Artificial neural networks approach to predict principal ground motion parameters for quick post-earthquake damage assessment of bridges

Ramhormozian Shahab, Piotr Omenzetter, Rolando Orense

Research output: Chapter in Book/Report/Conference proceedingChapter (peer-reviewed)peer-review

17 Downloads (Pure)

Abstract

Having a quick but reliable insight into the likelihood of damage to bridges immediately after an earthquake is an important concern especially in the
earthquake prone countries such as New Zealand for ensuring emergency transportation network operations. A set of primary indicators necessary to perform damage likelihood assessment are ground motion parameters such as peak ground acceleration (PGA) at each bridge site. Organizations, such as GNS in New Zealand, record these parameters using distributed arrays of sensors. The challenge is that those sensors are not installed at, or close to, bridge sites and so bridge site specific data are not readily available. This study proposes a method to predict ground motion parameters for each bridge site based on remote seismic array recordings. Because of the existing abundant source of data related to two recent strong earthquakes that occurred in 2010 and 2011 and their aftershocks, the city of Christchurch is considered to develop and examine the method. Artificial neural networks have been considered for this research. Accelerations recorded by the GeoNet seismic array were considered to develop a functional relationship enabling the prediction of PGAs.
Original languageEnglish
Title of host publicationProceedings of the New Zealand Society for Earthquake Engineering Annual Conference 2013
Pages1-8
Number of pages8
DOIs
Publication statusPublished - 26 Apr 2013
EventNew Zealand Society for Earthquake Engineering Technical Conference and AGM - Wellington, New Zealand
Duration: 26 Apr 201328 Apr 2013

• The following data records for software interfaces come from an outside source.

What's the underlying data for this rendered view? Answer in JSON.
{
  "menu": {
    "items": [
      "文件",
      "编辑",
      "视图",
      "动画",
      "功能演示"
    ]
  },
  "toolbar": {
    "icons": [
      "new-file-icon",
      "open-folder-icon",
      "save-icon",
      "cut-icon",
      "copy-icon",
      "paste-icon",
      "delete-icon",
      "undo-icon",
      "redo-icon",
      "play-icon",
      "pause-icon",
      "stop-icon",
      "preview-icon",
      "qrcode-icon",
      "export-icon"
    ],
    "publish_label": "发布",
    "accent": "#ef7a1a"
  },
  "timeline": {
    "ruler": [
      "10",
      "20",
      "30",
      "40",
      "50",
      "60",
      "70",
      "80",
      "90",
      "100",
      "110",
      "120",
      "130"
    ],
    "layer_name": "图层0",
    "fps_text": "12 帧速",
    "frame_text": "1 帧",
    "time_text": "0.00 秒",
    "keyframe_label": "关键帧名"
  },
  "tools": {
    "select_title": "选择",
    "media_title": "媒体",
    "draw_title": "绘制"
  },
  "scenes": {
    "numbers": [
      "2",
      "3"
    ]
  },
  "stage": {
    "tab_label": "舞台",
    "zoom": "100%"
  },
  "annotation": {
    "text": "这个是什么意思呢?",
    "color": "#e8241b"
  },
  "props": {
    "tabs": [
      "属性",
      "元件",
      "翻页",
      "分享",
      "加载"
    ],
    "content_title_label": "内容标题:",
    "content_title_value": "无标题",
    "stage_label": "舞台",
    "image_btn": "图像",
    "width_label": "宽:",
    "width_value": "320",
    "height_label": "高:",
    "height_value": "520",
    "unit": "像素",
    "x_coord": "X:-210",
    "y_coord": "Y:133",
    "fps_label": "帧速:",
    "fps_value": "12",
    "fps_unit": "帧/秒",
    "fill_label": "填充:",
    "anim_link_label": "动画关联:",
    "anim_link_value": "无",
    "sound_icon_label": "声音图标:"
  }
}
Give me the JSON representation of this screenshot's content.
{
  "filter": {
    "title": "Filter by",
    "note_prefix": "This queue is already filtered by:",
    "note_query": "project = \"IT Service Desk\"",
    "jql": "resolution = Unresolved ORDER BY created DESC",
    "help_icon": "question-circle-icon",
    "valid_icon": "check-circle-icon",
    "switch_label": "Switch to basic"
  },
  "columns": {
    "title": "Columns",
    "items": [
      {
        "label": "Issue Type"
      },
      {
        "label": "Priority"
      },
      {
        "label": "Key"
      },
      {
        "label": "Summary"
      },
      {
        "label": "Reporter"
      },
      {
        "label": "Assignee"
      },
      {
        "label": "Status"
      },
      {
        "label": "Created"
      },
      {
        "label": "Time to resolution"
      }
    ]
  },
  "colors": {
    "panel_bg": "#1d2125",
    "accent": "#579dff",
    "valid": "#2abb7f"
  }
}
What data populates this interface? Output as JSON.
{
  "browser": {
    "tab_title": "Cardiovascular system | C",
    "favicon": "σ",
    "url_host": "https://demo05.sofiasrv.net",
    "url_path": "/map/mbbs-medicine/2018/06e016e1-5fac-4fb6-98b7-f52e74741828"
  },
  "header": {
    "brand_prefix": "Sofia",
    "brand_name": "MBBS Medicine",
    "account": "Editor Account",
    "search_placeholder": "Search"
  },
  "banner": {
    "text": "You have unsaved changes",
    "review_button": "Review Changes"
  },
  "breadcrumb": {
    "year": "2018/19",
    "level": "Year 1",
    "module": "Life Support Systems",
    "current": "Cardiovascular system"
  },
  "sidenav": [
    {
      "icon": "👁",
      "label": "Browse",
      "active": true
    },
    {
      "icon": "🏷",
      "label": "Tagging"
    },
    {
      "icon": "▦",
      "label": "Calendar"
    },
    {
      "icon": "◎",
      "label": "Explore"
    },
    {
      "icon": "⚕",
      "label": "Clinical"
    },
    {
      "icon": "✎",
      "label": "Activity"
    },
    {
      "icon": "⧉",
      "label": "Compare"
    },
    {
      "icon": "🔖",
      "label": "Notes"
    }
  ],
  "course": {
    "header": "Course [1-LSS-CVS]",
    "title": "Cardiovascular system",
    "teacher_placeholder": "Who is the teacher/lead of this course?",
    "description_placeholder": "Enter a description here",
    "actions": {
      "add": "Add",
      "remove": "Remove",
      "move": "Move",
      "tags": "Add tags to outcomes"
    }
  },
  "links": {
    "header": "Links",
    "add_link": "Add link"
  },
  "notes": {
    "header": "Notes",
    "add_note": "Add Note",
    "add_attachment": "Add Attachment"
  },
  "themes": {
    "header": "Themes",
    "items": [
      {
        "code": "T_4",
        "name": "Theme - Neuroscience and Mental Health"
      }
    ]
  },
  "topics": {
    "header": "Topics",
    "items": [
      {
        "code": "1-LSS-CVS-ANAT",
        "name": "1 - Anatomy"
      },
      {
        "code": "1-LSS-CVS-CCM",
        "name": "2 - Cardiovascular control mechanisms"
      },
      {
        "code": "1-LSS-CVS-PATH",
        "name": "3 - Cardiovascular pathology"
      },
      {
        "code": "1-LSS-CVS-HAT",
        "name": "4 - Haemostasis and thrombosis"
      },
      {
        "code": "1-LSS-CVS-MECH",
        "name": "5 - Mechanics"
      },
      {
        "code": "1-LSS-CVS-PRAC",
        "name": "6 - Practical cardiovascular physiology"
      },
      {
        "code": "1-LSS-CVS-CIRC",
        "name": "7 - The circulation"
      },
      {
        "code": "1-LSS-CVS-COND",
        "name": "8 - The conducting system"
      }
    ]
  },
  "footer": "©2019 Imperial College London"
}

Conference

ConferenceNew Zealand Society for Earthquake Engineering Technical Conference and AGM
CountryNew Zealand
CityWellington
Period26/04/1328/04/13

Fingerprint Dive into the research topics of 'Artificial neural networks approach to predict principal ground motion parameters for quick post-earthquake damage assessment of bridges'. Together they form a unique fingerprint.

Cite this